[Web page and app entries]
--------------------------------------------------
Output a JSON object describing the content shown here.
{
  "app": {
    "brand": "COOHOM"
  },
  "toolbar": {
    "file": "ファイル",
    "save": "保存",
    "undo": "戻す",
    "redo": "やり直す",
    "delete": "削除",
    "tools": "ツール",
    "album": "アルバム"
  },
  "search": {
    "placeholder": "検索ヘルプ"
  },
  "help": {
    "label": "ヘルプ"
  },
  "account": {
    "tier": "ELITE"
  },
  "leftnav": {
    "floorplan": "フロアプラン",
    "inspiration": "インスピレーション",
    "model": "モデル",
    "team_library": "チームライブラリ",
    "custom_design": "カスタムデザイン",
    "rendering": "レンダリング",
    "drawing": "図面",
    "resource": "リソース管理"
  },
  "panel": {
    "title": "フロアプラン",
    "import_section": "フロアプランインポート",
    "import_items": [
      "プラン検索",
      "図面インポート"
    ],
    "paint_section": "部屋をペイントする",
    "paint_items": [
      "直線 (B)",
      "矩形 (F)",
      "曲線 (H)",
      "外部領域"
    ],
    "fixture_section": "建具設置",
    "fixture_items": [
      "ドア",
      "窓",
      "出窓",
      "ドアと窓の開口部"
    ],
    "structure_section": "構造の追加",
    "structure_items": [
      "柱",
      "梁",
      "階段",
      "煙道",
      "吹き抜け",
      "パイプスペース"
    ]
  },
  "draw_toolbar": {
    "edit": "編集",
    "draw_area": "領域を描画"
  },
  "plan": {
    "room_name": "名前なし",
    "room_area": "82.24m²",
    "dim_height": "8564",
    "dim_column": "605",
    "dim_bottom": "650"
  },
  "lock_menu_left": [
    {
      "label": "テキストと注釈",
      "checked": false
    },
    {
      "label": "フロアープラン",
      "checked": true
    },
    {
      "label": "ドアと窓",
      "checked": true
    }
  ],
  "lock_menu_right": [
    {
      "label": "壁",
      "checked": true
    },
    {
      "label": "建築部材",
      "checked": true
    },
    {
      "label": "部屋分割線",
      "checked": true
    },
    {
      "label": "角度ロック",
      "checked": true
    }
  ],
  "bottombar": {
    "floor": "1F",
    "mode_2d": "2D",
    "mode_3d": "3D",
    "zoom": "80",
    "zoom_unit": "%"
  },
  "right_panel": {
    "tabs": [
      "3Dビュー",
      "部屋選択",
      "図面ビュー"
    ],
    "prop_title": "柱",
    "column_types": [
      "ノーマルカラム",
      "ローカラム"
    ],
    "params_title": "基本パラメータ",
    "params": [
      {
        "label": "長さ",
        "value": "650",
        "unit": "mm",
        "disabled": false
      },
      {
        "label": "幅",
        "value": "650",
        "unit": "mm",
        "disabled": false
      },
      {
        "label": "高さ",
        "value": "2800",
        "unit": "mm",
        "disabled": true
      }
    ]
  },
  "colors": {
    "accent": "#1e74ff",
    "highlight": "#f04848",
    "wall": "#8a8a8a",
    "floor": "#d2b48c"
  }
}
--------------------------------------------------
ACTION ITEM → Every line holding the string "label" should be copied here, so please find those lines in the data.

RESULT →
    "label": "ヘルプ"
      "label": "テキストと注釈",
      "label": "フロアープラン",
      "label": "ドアと窓",
      "label": "壁",
      "label": "建築部材",
      "label": "部屋分割線",
      "label": "角度ロック",
        "label": "長さ",
        "label": "幅",
        "label": "高さ",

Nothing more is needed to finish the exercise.